Whenever we go to some good organization’s office, we find the aims of that organization prominently displayed at the entrance or the place where an incomer may not escape his attention. Organizations display company values prominently at the workplace and company leaders reiterate the importance of aligning with, and living by those values. Many companies engage in elaborate discussion and debate before selecting them. And after final decision, they draft their strategy according to those values. Somewhere it is carried out as formality to achieve some certification like ISO etc. because if you were to read 10 sets of company values, you would find a high degree of repetition. But some companies are really very much serious about their values and it is found that those companies which create conducive environment and make serious efforts by grooming up their team to achieve their values, succeed ultimately.
Some Companies really do their best to achieve their value oriented aims but we must figure out the extent and nature of alignment of our personal values with company values. What are values? If we define them, we can say that they are a shorthand way of describing our personal motivation and what we consider dear and important to us. There are positive values, which tend to be fairly universal and enduring, or values that are potentially limiting. Examples of positive values are trust, passion, caring, sharing, fairness and integrity. Potentially limiting values are power, greed, status, and blame, manipulation, wanting to be liked or play favorites and so on. Typical company value statements comprise positive values, whilst managerial behavior we experience would have a fair sampling of potentially limiting values.
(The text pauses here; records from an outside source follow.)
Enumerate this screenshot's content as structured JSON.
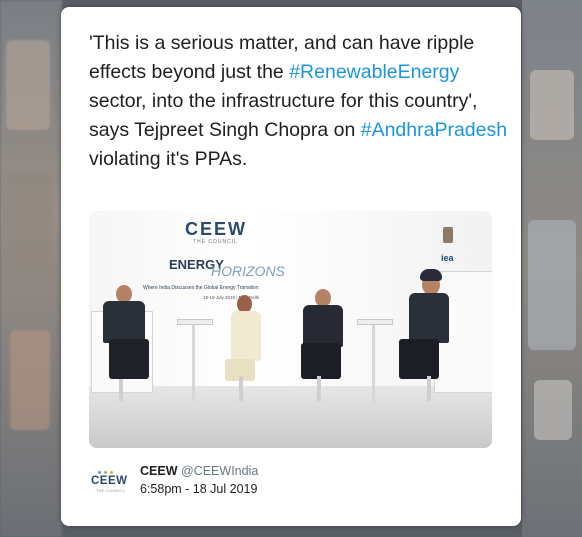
{
  "tweet": {
    "text_part1": "'This is a serious matter, and can have ripple effects beyond just the ",
    "hashtag1": "#RenewableEnergy",
    "text_part2": " sector, into the infrastructure for this country', says Tejpreet Singh Chopra on ",
    "hashtag2": "#AndhraPradesh",
    "text_part3": " violating it's PPAs."
  },
  "photo": {
    "logo": "CEEW",
    "logo_sub": "THE COUNCIL",
    "event_title_1": "ENERGY",
    "event_title_2": "HORIZONS",
    "tagline": "Where India Discusses the Global Energy Transition",
    "date": "18-19 July 2019 | New Delhi",
    "partner": "iea"
  },
  "author": {
    "name": "CEEW",
    "handle": "@CEEWIndia",
    "logo_text": "CEEW",
    "logo_sub": "THE COUNCIL"
  },
  "timestamp": "6:58pm - 18 Jul 2019",
  "colors": {
    "hashtag": "#1b95e0",
    "text": "#1c2022",
    "muted": "#697882",
    "card": "#ffffff"
  }
}
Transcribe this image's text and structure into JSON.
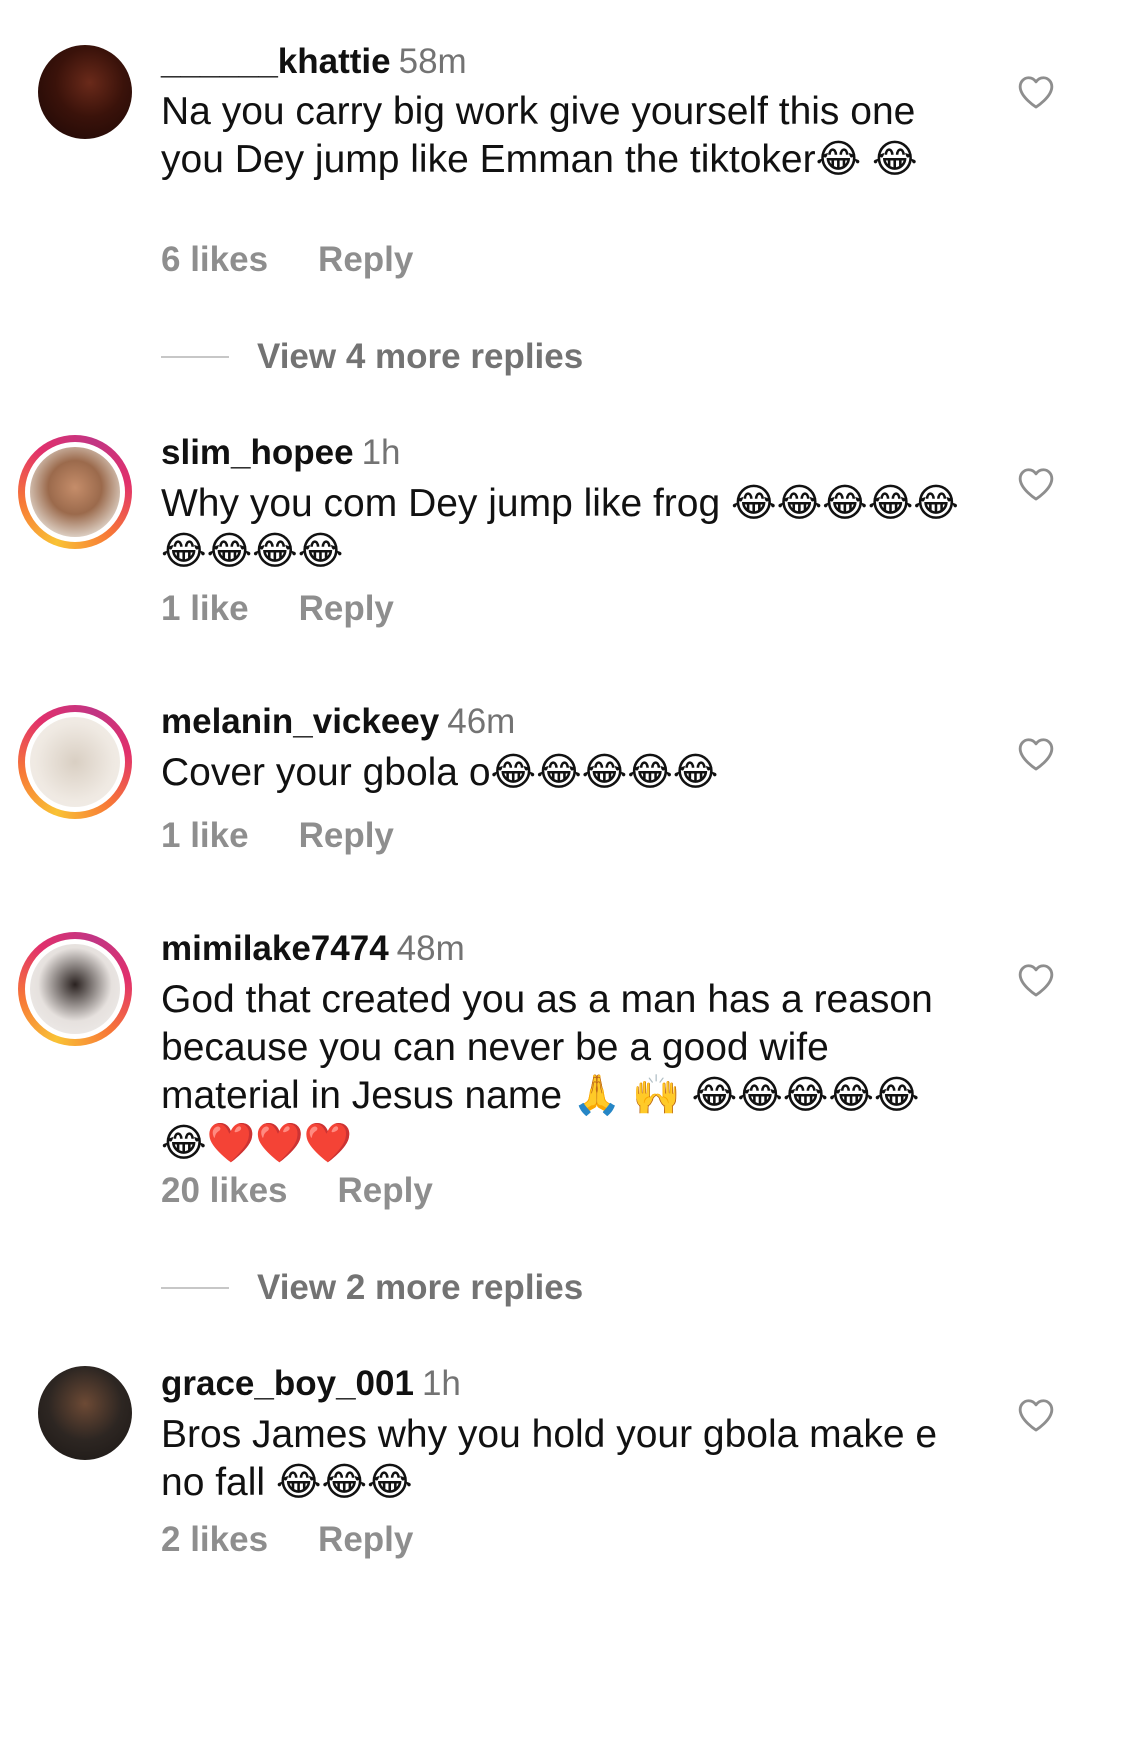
{
  "comments": [
    {
      "username": "______khattie",
      "time": "58m",
      "text": "Na you carry big work give yourself this one you Dey jump like Emman the tiktoker😂 😂",
      "likes": "6 likes",
      "reply": "Reply",
      "view_more": "View 4 more replies",
      "has_story_ring": false
    },
    {
      "username": "slim_hopee",
      "time": "1h",
      "text": "Why you com Dey jump like frog 😂😂😂😂😂😂😂😂😂",
      "likes": "1 like",
      "reply": "Reply",
      "has_story_ring": true
    },
    {
      "username": "melanin_vickeey",
      "time": "46m",
      "text": "Cover your gbola o😂😂😂😂😂",
      "likes": "1 like",
      "reply": "Reply",
      "has_story_ring": true
    },
    {
      "username": "mimilake7474",
      "time": "48m",
      "text": "God that created you as a man has a reason because you can never be a good wife material in Jesus name 🙏 🙌 😂😂😂😂😂😂❤️❤️❤️",
      "likes": "20 likes",
      "reply": "Reply",
      "view_more": "View 2 more replies",
      "has_story_ring": true
    },
    {
      "username": "grace_boy_001",
      "time": "1h",
      "text": "Bros James why you hold your gbola make e no fall 😂😂😂",
      "likes": "2 likes",
      "reply": "Reply",
      "has_story_ring": false
    }
  ],
  "icons": {
    "like": "heart-outline-icon"
  },
  "colors": {
    "text": "#111111",
    "secondary": "#737373",
    "action": "#8e8e8e",
    "divider": "#c7c7c7"
  }
}
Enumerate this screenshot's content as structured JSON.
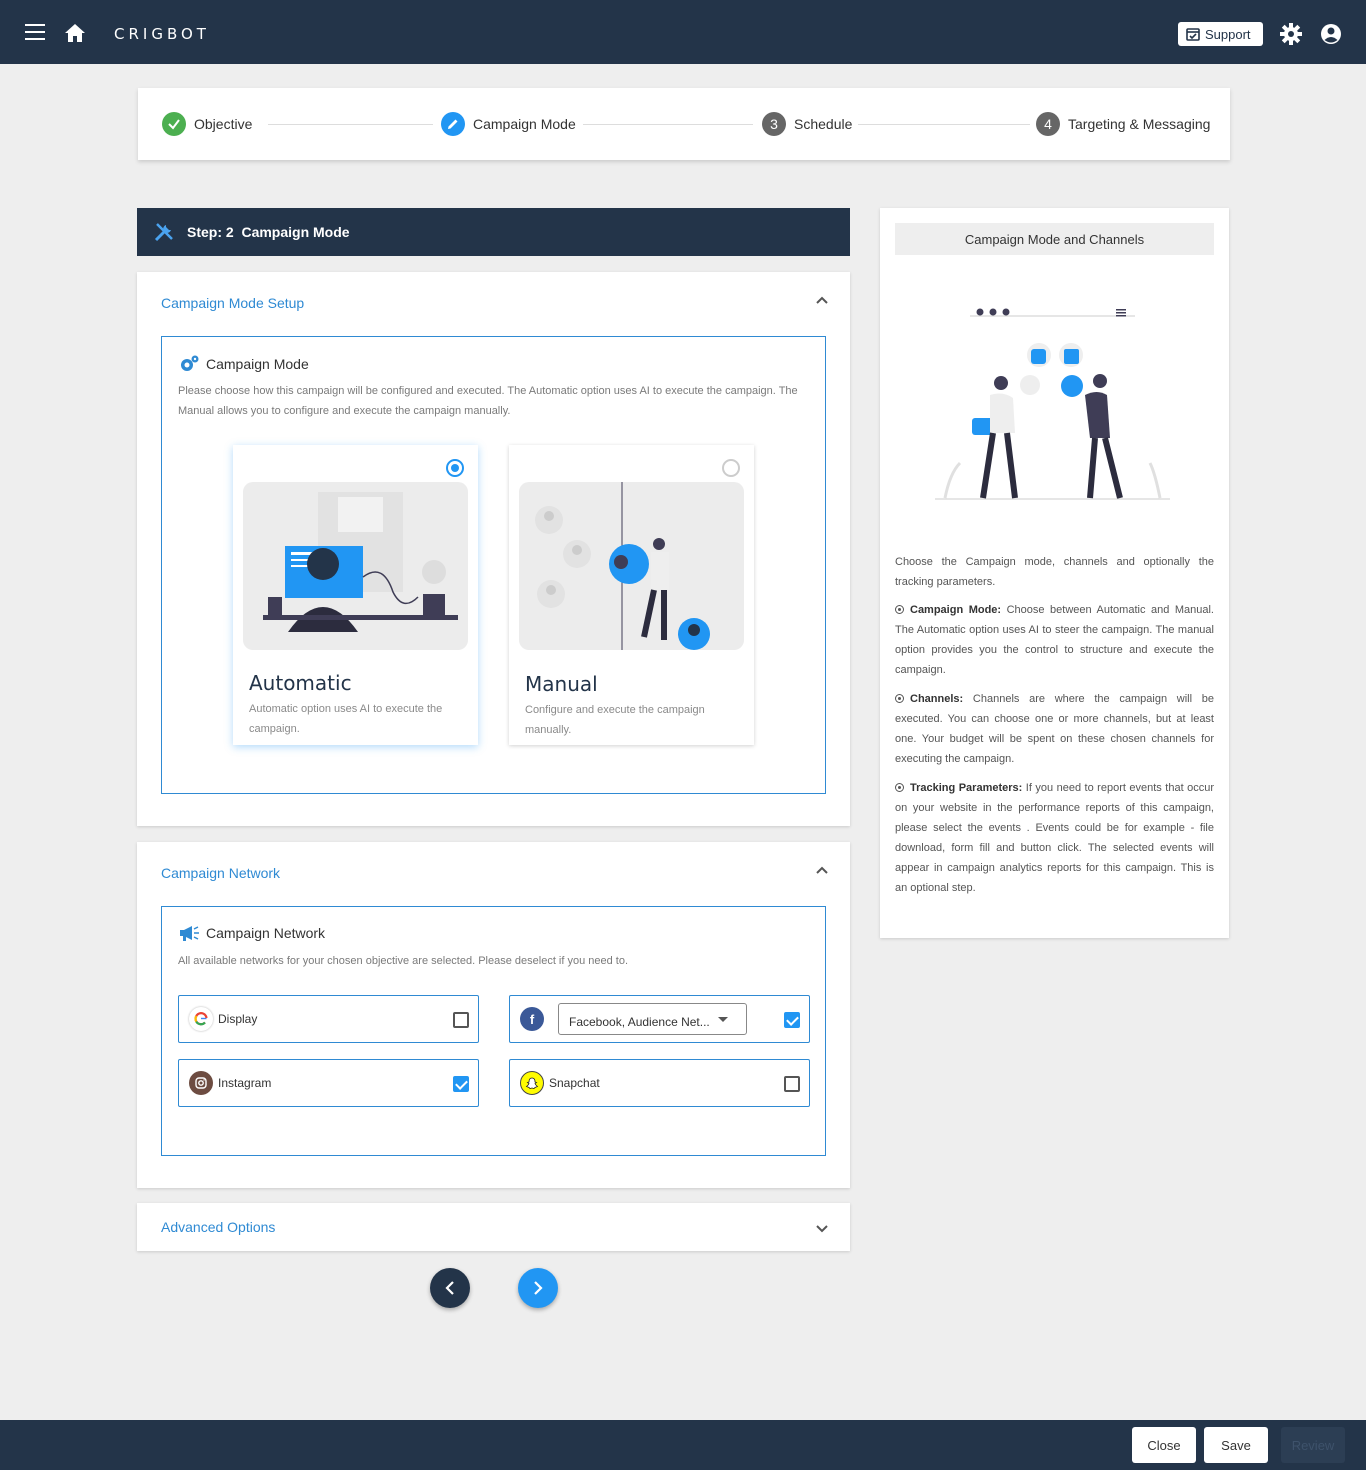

It is important that one’s personal values are in sync with organizational values. Why? This alignment releases energy, commitment and creativity as contrast to just getting our token compliance. Else, there is misalignment between who you are and what you are expected to be. One copes, putting on a facade in our eagerness and anxiety to please, causing fear and apprehension, resulting in impaired sub-optimal performance.
What also limits realization of our potential at work are beliefs, which are assumptions we hold to be true, often without verification. One may take decisions based upon the belief that budgets for undertaking an important project won’t be available as the boss recently slashed some expenditure on advertising. “We are the outcome of all the significant decisions we have made in our lives; and choosing not to decide is also a decision.” Say existentialists. If decision-making is so vital, is there a hierarchy of decision-making that would help better understand its nature and basis?
At the reptilian or base level, decisions are made by instinct. This is mainly a reflexive response to a survival situation. Action precedes thought. At the next level, decisions are made on the basis of our conscious beliefs, invariably based on the past. However, one now inserts a pause between the situation and one’s reaction. One tries to understand the situation and gets what one wants, based on one’s understanding of the situation. Many mammals operate at this level. At the next level, decisions are based on values. One consciously chooses to create the future based on the value one has chosen to respond with. This type of decision is future-oriented. Only human beings are capable of such decision-making.
As Richard Barrett, the values-based leadership advocate, succinctly points out “Science is a set of continuously changing beliefs”. Beliefs are based on the past; values belong to a deeper level of the human being. We need to create a safe environment for people to move from belief based decision-making to values-based decision-making. Decisions, made in fear, are usually based on beliefs and baggage from past experiences. If we want to consciously create the future we want to experience, then we need to graduate to values-based decision-making. Beliefs separate while values unite.
We must attach greater significance to the values as they are more important than beliefs. Before we act upon our beliefs, we must verify their sanctity and viability in the present circumstances and if required, they must be realigned in reference of the values we have adopted. Values are more important for long term gains.
Be Happy -Values are More Important than Beliefs.